* **Work task**: Only the lines of the data holding the string "true" need to be returned.

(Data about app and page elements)
>>>
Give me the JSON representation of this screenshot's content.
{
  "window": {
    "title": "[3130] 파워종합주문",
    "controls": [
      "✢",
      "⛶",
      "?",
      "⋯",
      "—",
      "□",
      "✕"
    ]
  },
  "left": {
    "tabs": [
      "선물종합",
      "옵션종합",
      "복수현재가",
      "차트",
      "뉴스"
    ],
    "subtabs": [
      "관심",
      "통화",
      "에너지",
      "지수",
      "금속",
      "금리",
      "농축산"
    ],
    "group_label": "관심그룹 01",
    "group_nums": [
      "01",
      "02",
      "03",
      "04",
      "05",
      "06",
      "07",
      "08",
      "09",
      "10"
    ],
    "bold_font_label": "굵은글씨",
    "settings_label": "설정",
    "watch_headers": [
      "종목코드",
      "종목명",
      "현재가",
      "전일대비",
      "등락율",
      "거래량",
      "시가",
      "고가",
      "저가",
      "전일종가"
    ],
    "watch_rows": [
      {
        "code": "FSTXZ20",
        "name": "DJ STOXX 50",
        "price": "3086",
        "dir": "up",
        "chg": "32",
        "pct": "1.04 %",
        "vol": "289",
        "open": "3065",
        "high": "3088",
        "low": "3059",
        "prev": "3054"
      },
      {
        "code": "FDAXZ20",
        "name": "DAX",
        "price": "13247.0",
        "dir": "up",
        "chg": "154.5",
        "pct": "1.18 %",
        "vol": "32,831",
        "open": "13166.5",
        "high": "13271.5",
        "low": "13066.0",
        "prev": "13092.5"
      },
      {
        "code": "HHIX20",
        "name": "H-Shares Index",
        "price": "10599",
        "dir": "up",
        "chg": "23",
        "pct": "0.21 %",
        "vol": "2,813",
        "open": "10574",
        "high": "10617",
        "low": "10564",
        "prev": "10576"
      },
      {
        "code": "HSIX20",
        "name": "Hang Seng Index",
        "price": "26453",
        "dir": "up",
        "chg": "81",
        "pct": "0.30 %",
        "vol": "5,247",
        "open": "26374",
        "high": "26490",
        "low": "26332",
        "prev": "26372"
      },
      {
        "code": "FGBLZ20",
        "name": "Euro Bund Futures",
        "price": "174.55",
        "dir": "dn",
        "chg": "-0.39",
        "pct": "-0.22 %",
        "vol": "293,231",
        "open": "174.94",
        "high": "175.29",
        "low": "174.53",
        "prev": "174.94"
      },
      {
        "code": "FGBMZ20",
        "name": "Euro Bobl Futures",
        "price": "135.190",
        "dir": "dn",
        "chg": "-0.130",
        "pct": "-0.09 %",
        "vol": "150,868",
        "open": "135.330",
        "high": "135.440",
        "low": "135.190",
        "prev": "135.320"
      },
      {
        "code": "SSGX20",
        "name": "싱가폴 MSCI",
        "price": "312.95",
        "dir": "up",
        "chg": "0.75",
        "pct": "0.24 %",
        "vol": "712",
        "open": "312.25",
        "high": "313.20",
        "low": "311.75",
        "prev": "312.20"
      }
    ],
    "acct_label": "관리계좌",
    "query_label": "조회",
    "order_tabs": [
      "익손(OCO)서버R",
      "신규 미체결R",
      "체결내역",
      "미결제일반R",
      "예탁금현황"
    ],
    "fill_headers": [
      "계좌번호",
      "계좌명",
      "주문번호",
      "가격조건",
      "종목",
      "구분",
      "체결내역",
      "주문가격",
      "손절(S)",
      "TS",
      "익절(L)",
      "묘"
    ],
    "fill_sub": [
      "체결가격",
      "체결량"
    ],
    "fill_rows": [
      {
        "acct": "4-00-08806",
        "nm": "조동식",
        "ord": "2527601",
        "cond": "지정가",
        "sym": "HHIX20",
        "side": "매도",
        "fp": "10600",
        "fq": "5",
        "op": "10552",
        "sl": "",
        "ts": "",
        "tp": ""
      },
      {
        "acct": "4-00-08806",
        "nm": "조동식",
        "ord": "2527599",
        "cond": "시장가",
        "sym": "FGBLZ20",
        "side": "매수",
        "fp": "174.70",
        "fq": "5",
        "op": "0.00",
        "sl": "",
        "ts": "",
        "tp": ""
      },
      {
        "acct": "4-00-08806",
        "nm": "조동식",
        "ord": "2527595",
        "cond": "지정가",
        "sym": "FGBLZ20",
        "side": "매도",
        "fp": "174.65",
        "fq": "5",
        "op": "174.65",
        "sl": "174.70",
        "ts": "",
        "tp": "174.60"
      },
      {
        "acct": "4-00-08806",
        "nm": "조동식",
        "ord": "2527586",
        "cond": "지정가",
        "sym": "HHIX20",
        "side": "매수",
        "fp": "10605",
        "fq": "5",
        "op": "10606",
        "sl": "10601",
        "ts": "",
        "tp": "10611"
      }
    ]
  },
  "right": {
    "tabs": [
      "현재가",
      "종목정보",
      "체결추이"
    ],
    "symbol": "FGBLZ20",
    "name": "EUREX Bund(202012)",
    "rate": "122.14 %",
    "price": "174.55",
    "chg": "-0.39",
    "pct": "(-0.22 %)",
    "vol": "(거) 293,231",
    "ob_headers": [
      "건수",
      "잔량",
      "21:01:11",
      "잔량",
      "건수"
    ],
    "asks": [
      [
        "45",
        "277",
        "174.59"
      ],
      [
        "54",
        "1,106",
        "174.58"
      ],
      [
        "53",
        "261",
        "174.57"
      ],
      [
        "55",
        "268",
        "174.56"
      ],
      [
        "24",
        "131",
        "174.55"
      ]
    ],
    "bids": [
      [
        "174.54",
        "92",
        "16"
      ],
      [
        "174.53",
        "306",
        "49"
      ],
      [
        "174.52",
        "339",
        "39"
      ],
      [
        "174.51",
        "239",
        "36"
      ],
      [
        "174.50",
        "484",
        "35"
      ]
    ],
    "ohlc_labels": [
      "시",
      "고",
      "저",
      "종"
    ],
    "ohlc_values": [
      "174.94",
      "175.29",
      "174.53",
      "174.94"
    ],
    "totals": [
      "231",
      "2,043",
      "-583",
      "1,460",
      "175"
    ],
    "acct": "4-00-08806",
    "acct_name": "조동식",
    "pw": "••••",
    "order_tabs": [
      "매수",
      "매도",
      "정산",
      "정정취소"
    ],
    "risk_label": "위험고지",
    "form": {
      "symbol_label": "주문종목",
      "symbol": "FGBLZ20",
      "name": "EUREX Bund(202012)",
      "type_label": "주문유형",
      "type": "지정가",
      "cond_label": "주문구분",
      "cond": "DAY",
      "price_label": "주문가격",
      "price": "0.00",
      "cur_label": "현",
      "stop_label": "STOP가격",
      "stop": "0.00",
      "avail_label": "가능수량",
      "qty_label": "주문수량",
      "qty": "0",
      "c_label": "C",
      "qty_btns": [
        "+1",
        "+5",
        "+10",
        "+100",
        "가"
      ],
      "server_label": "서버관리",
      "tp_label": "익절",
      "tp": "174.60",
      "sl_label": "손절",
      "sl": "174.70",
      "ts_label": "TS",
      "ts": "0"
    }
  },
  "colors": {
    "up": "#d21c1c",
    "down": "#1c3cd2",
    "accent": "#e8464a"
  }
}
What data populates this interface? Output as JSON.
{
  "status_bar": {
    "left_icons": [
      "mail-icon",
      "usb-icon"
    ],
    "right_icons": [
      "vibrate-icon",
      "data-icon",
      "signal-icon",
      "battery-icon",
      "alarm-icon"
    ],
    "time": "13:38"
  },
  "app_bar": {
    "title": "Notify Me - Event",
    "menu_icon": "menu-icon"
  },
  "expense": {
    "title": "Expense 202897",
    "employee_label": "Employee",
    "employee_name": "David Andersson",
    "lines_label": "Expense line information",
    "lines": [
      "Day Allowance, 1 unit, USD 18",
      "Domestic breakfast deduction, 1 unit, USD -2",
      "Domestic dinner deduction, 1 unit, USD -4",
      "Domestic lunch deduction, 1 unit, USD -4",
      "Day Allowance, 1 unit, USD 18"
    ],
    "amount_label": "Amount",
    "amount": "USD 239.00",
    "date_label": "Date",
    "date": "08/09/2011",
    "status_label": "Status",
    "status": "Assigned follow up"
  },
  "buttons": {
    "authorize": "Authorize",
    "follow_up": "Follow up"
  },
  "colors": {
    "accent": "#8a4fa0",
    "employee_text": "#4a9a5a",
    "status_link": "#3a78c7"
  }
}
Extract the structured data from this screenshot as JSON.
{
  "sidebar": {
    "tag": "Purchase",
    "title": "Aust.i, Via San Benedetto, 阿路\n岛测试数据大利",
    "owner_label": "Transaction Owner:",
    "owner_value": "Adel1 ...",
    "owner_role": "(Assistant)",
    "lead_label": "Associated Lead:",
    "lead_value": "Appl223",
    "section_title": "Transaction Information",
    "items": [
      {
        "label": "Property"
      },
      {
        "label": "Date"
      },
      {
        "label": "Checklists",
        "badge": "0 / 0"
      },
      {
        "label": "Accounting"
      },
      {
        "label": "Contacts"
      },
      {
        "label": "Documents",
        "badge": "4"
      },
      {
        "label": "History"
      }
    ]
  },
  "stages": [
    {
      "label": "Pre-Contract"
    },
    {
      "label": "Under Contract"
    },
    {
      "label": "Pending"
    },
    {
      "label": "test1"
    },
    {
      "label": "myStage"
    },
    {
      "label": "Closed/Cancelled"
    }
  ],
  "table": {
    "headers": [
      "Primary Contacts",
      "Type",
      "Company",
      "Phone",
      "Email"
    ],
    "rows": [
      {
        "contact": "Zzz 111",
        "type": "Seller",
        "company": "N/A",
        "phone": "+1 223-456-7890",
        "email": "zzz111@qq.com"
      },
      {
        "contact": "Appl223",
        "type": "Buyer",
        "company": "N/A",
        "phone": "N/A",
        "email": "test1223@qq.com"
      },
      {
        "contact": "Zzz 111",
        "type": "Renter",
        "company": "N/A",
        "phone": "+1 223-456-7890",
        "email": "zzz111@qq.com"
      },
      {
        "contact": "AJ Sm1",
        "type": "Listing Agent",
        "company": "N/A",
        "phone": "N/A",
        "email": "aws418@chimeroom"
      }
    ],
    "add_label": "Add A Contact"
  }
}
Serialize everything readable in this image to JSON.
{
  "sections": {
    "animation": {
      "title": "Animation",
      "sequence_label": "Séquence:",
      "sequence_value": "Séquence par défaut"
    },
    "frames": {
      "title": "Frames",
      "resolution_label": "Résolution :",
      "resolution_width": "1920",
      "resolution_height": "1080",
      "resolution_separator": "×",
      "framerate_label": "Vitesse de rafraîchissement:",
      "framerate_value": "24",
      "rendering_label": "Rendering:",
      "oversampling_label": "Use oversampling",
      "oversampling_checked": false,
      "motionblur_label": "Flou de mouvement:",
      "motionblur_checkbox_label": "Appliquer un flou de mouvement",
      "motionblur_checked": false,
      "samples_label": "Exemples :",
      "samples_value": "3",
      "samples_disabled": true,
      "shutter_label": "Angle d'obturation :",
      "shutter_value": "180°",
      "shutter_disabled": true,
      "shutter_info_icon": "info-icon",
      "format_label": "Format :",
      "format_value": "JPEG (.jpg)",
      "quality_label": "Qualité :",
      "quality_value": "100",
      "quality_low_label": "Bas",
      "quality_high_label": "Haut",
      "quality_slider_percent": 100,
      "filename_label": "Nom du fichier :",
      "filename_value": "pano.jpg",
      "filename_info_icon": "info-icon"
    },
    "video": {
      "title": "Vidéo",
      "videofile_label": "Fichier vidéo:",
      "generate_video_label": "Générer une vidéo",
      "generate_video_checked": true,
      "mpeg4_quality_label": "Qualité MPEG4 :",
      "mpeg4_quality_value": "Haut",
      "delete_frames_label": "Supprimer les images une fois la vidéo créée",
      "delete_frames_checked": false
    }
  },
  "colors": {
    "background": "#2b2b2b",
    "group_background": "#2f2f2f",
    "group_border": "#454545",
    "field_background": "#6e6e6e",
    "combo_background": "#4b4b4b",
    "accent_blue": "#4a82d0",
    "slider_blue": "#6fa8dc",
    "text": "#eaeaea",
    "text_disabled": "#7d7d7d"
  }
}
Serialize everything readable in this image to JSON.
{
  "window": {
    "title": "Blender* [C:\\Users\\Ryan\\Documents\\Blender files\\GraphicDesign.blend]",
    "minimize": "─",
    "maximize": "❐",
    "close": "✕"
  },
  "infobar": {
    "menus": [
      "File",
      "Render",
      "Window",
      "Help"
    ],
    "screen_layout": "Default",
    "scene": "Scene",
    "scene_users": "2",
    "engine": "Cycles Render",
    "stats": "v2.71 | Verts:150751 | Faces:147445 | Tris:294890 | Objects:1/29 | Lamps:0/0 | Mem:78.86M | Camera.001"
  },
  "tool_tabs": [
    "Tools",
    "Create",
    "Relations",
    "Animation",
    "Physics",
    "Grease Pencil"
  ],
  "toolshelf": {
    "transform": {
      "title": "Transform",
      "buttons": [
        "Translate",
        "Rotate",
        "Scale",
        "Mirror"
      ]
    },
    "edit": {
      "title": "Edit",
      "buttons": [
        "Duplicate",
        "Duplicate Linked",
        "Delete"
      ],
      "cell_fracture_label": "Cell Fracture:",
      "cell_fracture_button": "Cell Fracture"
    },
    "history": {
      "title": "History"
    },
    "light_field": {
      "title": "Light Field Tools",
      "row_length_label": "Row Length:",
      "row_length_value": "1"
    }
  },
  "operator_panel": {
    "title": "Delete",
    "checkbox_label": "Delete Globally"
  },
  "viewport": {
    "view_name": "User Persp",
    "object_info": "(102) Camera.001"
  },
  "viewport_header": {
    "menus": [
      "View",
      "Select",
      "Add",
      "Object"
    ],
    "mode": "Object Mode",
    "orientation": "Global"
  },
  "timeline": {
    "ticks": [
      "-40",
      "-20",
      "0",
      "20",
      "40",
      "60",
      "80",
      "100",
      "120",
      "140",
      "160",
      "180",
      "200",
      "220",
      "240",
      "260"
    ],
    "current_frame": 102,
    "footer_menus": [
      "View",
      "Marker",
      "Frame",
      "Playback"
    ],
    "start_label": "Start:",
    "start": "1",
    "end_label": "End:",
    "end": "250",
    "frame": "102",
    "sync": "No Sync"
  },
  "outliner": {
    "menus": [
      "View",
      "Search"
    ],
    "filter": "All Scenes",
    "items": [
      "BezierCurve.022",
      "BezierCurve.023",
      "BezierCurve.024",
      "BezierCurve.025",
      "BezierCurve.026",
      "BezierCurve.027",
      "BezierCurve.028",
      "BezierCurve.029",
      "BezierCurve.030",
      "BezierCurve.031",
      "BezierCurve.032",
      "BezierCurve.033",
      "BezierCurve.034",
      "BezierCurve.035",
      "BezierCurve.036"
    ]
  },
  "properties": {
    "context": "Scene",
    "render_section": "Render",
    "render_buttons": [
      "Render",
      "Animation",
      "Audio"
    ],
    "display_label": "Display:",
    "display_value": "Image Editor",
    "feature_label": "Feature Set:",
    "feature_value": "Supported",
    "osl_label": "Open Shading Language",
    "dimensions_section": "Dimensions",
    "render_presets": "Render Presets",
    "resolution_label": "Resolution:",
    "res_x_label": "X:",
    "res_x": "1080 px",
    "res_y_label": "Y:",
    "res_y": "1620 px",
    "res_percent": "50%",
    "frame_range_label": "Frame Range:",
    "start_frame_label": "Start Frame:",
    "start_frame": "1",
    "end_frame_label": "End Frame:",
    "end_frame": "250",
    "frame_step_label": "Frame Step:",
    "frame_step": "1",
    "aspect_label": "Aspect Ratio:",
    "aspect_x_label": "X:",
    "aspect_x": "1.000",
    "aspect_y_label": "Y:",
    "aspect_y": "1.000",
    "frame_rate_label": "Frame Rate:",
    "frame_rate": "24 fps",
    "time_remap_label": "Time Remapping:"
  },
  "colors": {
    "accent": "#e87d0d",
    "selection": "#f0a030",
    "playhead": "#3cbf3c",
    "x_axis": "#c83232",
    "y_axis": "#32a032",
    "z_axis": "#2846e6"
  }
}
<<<
* **Solution to the problem**:
      "samples_disabled": true,
      "shutter_disabled": true,
      "generate_video_checked": true,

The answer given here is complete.